Too many accounts that have any balance whatsoever, we’re not even talking utilization ratios at this point, will do more harm than good to your score.

So be sure to pay down your balances and do all that you can to prevent them from climbing back up to the levels (or higher) they were at when you paid them down. Repeating the cycle of debt is only going to get you into more of it and that will crush your credit.

Choose Wisely

All of this isn’t to suggest that you shouldn’t apply for a new credit card and opening a new account near the holiday season can be a smart move. But you have to be smart about the card you decide to choose because you could be signing on for a whole lot more than you first bargain for when you sign on the dotted line.

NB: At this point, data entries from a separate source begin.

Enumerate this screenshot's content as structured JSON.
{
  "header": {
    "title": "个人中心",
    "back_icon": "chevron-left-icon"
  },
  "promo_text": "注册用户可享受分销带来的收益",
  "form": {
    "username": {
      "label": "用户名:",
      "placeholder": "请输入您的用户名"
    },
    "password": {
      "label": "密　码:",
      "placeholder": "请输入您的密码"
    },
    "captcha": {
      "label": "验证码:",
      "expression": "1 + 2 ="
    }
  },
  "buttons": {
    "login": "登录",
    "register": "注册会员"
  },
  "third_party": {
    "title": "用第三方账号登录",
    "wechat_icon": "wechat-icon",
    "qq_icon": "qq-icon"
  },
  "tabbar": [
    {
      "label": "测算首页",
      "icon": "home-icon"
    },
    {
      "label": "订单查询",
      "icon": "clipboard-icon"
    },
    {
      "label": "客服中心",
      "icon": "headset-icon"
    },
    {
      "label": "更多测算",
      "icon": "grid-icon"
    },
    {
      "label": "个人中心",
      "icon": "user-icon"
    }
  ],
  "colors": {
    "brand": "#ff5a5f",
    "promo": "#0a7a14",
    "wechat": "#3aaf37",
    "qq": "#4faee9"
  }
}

We’ve mentioned the offers that come at you, with 0% APR for a year (or two in a few cases) and cash back rewards of up to 6% depending on what you buy. But that initial 0% can jump pretty high once the introductory period is over and if you are taking on an interest rate of around 18 or 20% that is a lot of money to pay for the privilege of swiping that card.

Be sure to look at the fees that come with using the card as well. Some of them have fees for transferring a balance to the new card from an existing card, spending money in foreign countries, and an annual fee that you will pay just to carry it.

Transferring a balance to your new card might be a good idea because you won’t be paying interest on that debt while you are paying it down, but the fees can add up if you’re not careful. So read all of the fine print before you apply.

Pay Down All Debt

There is no other way to say it but the quicker you pay down all of your balances and adopt consistent payment practices where you meet all of your financial obligations when they are due, the higher your credit score will get. Failing to do so will only continue to lower your score. Adopting responsible debt management will raise it.

How do you handle your Christmas spending? Let us know your tricks in the comments!​

Originally published at on December 6, 2016.